EXERCISE DETAILS — Look through the data below. Show each line where the string "JSON" occurs.

MATERIAL PROVIDED —
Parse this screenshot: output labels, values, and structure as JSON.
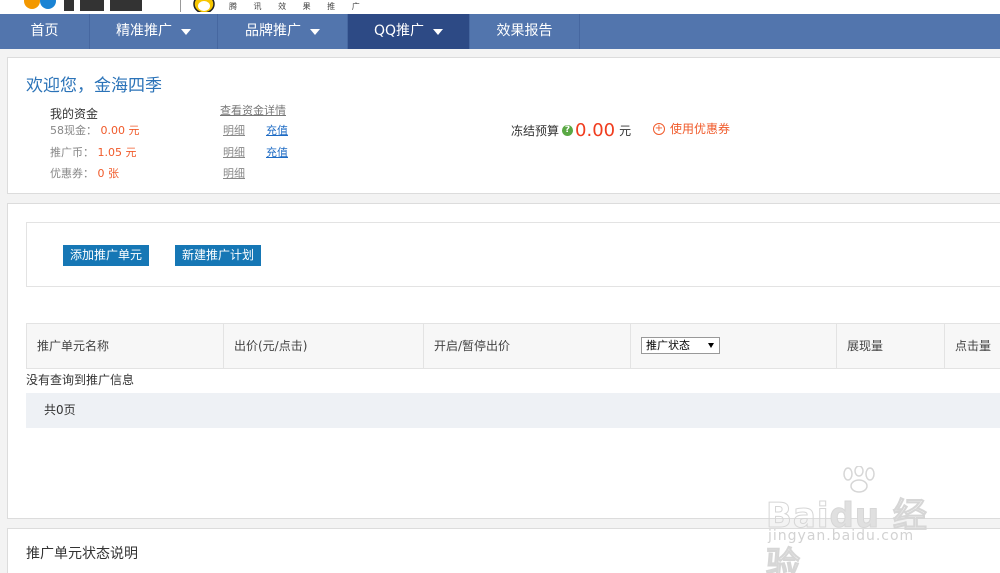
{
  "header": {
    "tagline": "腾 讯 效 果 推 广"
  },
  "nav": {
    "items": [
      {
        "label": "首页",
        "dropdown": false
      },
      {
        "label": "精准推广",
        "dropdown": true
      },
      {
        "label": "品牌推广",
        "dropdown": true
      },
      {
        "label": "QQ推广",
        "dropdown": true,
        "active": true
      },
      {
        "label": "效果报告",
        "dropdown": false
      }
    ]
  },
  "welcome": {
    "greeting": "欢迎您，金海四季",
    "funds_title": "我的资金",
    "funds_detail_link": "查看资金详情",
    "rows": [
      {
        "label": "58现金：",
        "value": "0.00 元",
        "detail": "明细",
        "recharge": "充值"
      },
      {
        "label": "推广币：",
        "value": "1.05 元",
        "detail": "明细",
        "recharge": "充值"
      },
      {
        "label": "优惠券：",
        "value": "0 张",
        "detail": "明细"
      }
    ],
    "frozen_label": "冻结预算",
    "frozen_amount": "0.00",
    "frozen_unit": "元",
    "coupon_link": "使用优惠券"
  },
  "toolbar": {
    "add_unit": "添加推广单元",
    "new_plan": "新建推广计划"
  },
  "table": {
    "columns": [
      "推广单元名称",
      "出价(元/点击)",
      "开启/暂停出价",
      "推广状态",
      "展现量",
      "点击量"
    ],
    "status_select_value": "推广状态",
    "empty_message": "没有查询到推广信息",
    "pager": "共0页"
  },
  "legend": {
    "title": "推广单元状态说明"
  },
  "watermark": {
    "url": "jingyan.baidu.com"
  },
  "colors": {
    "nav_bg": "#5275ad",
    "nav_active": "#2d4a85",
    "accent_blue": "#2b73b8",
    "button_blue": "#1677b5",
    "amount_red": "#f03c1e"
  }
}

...

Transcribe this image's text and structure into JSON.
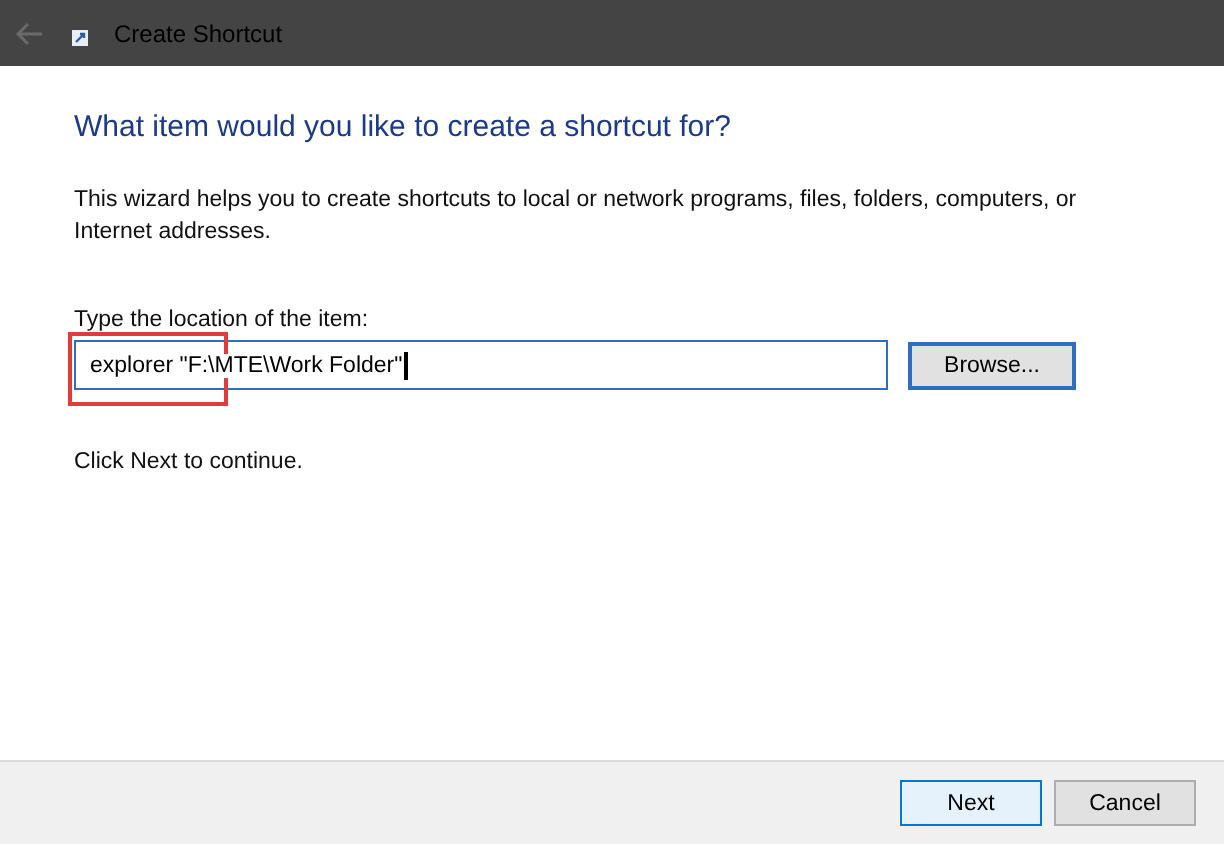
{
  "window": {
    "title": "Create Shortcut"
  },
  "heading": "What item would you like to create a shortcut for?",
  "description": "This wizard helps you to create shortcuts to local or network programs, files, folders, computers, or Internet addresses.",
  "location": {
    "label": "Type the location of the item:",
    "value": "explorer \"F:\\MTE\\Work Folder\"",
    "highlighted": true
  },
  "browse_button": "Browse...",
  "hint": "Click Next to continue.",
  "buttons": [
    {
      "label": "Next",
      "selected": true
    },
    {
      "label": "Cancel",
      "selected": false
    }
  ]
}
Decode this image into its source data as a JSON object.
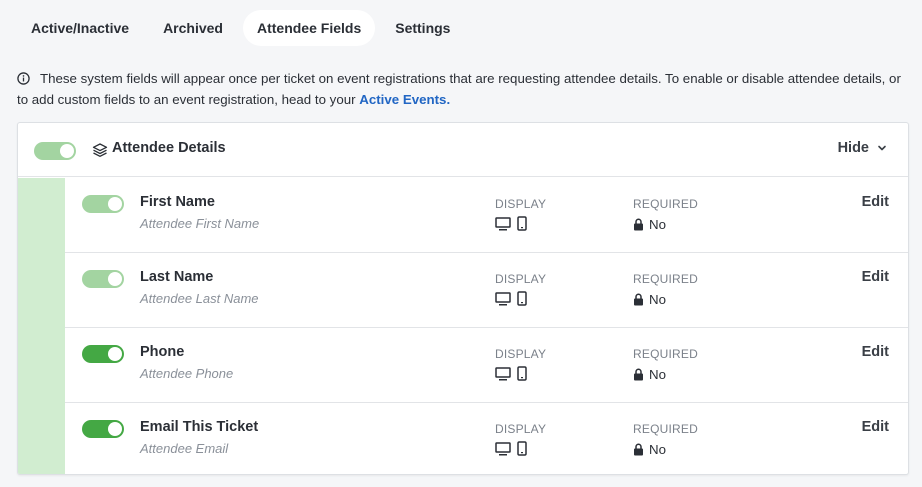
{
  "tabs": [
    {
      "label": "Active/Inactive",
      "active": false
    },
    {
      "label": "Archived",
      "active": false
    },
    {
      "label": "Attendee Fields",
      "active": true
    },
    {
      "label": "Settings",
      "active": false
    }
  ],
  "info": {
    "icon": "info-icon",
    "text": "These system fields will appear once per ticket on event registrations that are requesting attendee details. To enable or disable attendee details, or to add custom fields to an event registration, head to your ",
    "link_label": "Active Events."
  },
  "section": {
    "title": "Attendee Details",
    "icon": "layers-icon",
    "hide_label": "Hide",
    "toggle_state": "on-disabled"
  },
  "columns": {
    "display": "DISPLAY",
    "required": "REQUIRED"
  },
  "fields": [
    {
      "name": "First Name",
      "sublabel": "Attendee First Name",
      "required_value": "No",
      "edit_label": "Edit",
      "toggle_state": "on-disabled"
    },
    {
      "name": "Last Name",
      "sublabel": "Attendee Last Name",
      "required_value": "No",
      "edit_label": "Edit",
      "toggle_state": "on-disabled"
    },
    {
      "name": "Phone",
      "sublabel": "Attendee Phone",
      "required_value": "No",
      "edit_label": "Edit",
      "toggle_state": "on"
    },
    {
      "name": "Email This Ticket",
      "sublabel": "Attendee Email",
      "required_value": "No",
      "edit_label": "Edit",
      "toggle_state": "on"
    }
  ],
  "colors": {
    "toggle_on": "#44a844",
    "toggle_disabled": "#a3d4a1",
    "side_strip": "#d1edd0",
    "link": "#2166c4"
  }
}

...

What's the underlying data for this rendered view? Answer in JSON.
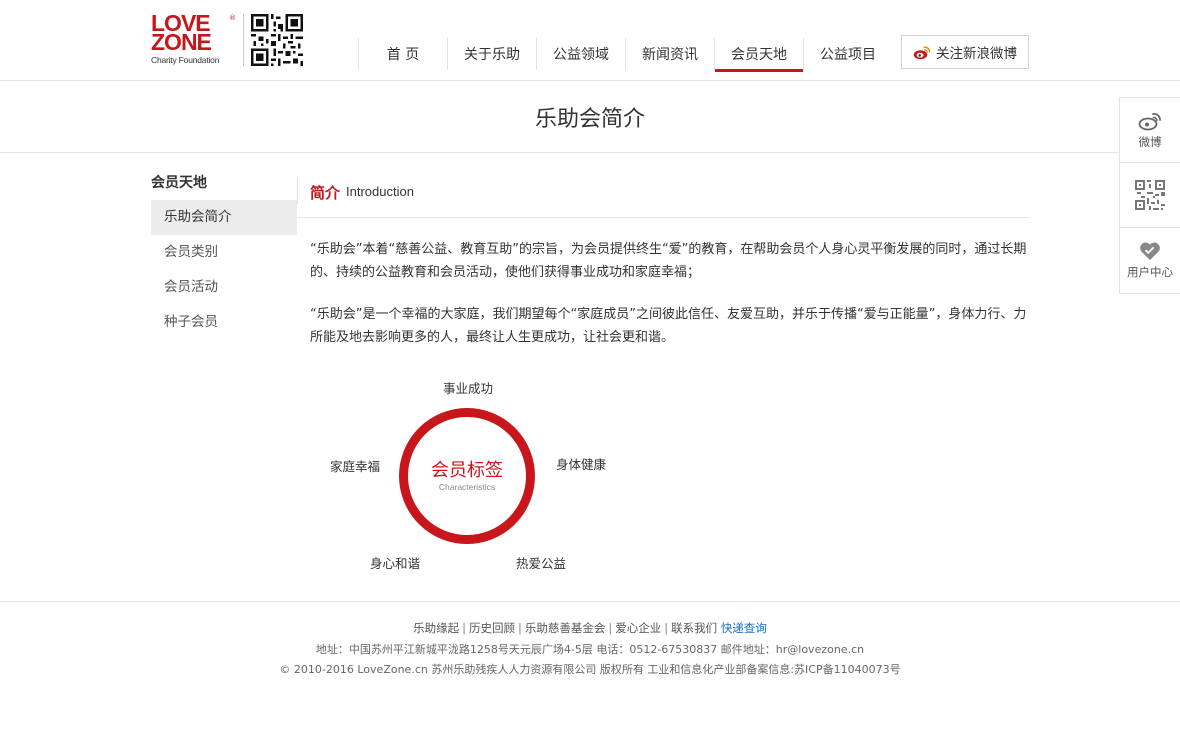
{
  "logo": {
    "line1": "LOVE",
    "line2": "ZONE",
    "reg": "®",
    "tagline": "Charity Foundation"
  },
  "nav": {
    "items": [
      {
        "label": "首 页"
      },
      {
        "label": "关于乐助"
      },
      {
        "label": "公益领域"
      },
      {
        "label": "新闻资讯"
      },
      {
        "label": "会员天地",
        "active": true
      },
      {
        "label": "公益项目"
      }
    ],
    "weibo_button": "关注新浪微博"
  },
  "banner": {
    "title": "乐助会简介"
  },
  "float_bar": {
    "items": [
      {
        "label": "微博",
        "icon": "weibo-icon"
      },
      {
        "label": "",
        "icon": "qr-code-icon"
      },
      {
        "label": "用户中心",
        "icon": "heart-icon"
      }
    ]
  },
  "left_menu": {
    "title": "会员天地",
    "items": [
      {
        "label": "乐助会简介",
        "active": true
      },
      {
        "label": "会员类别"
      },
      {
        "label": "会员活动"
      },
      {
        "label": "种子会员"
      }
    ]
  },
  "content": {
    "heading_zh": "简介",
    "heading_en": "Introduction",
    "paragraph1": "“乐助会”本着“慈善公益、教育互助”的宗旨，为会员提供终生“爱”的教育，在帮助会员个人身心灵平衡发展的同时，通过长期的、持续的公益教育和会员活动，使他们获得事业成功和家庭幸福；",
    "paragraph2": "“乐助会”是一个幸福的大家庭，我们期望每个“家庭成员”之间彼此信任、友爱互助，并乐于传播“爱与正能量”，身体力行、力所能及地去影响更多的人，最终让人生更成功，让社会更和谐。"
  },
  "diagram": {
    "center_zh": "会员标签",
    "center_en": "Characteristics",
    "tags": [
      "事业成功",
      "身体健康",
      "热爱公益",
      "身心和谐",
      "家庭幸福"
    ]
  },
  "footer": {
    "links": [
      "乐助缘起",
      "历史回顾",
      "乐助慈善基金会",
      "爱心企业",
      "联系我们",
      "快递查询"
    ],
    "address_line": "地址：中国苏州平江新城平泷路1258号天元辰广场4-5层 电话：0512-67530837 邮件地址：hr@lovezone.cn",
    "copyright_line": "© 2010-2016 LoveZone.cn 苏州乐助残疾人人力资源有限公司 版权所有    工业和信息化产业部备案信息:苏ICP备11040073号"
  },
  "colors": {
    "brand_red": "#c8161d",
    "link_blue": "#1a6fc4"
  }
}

ANSWER SPACE —
Parse this screenshot: output labels, values, and structure as JSON.
Transcribe this image's text and structure into JSON.
Decode this image into its source data as a JSON object.
What's the underlying data for this rendered view? Answer in JSON.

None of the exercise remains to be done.